Action item - Should a line in the entries below contain "updated", return that line.

################

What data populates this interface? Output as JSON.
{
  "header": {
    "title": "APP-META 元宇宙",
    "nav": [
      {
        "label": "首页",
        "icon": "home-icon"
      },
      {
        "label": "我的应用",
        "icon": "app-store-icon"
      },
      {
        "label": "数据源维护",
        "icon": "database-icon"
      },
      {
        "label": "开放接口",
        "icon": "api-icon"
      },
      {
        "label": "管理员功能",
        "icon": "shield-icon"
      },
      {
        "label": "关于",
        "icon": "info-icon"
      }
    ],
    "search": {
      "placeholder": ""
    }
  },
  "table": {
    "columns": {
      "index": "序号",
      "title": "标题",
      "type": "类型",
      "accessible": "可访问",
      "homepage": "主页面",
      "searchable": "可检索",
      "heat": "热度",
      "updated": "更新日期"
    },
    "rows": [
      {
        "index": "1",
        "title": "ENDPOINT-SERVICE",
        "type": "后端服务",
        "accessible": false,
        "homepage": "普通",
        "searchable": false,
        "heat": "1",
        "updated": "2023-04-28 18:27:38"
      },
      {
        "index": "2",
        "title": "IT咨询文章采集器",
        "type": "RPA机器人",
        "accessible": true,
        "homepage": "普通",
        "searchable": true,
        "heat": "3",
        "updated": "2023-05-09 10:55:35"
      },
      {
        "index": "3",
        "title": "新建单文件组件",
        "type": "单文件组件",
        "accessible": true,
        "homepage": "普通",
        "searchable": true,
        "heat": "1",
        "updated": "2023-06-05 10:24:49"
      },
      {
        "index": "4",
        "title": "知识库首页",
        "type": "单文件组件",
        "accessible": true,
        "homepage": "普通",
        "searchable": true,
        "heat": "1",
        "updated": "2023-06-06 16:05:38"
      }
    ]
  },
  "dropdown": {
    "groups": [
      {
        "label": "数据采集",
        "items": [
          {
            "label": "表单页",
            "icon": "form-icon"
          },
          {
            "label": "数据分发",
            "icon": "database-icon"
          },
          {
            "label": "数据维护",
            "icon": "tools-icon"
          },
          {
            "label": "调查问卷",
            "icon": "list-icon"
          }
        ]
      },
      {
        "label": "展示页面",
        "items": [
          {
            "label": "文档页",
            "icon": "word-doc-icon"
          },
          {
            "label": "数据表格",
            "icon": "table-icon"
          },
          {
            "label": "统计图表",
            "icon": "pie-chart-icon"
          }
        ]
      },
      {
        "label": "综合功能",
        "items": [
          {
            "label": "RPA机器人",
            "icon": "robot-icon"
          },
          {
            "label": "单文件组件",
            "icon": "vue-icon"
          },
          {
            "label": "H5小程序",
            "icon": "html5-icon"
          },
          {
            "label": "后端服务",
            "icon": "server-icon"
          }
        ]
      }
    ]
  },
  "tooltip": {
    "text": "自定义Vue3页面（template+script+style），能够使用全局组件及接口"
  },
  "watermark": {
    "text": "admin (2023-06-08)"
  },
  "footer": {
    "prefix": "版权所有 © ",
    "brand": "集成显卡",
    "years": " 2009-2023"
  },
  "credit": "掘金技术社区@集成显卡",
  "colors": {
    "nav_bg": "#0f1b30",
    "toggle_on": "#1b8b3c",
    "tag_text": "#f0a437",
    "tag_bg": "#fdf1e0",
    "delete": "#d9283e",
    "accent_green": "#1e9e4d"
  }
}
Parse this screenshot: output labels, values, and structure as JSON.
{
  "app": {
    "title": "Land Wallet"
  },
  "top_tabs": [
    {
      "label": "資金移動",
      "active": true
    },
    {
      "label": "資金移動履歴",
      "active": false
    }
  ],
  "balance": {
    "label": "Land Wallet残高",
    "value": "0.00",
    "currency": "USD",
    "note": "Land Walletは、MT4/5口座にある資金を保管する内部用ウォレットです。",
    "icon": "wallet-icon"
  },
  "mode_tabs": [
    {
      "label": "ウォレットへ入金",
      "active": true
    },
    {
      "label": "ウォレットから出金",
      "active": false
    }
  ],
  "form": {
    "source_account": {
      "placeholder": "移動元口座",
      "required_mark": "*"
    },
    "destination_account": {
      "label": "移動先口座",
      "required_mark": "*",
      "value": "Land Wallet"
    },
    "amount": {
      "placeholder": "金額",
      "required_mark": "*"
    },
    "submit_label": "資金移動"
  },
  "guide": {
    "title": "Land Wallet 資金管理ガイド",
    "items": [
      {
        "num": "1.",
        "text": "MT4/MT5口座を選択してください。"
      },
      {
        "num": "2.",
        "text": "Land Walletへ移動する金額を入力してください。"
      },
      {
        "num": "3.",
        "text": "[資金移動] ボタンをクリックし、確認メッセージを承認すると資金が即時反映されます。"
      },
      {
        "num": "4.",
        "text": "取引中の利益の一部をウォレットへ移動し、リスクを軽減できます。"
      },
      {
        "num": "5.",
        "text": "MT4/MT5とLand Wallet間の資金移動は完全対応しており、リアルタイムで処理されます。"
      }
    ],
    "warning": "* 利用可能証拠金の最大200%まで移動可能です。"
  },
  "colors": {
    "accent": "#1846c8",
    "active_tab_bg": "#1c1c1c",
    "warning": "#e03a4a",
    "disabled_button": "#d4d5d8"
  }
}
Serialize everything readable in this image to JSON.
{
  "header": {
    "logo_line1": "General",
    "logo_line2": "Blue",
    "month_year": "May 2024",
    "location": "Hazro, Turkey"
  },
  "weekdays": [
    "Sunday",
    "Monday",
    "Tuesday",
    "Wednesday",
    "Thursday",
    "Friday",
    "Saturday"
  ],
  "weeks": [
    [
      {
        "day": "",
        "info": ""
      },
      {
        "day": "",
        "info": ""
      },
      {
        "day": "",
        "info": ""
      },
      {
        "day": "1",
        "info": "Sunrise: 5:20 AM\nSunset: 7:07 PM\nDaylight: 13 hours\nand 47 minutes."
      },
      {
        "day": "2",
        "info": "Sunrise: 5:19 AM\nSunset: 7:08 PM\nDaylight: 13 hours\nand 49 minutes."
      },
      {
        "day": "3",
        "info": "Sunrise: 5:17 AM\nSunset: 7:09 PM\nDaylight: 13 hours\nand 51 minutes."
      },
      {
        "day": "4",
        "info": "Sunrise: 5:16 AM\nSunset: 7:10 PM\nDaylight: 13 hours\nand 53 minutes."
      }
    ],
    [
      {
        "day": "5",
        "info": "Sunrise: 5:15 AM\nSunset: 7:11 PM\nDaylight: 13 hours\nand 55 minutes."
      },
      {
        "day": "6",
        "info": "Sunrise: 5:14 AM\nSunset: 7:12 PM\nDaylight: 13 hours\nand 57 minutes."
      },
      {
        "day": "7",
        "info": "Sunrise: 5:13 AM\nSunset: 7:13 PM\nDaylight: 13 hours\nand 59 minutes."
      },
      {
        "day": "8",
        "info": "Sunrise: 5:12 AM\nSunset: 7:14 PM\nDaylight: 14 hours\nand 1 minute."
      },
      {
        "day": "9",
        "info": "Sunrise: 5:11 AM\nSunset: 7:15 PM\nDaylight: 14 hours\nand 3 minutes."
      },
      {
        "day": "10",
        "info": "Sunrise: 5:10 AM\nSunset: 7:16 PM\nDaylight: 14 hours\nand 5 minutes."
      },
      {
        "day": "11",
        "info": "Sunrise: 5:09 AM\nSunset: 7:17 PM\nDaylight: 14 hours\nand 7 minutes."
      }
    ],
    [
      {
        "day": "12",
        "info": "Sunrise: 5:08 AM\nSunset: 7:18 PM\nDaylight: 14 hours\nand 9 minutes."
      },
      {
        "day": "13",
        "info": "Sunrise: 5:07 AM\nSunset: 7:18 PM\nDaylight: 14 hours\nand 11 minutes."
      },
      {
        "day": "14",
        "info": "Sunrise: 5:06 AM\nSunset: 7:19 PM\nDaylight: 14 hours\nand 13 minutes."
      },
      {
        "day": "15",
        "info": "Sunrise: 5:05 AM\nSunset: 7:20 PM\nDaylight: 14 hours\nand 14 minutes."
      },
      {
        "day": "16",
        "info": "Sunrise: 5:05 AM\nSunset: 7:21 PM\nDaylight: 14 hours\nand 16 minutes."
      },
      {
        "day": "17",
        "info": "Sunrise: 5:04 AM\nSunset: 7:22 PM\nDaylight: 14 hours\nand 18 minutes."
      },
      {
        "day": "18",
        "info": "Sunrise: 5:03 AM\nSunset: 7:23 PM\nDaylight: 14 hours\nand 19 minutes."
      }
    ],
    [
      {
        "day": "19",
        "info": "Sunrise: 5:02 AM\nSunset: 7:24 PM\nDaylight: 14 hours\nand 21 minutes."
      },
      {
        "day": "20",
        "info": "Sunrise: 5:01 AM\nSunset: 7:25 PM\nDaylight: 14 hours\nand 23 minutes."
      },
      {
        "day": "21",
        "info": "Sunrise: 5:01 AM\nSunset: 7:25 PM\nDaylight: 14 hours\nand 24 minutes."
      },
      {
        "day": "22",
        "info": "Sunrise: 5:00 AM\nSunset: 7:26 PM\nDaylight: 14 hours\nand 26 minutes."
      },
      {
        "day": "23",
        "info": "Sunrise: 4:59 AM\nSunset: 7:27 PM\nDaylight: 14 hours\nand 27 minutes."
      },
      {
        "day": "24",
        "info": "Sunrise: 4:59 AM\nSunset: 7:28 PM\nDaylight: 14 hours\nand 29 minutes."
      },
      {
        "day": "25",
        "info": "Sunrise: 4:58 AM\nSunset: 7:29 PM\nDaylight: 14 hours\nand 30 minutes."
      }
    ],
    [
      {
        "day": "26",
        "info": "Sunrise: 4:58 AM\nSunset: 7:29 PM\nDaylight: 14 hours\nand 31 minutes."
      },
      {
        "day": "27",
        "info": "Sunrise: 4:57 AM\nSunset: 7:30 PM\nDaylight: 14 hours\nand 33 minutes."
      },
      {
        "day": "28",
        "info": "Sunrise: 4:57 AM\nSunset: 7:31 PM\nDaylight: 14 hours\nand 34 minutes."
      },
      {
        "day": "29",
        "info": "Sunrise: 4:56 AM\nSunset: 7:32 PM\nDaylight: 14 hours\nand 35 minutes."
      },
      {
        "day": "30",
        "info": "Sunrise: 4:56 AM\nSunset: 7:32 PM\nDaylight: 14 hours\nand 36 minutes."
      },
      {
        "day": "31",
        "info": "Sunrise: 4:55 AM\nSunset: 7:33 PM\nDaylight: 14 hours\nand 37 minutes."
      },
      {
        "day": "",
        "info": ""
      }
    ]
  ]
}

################

Response to this task -
      "updated": "更新日期"
        "updated": "2023-04-28 18:27:38"
        "updated": "2023-05-09 10:55:35"
        "updated": "2023-06-05 10:24:49"
        "updated": "2023-06-06 16:05:38"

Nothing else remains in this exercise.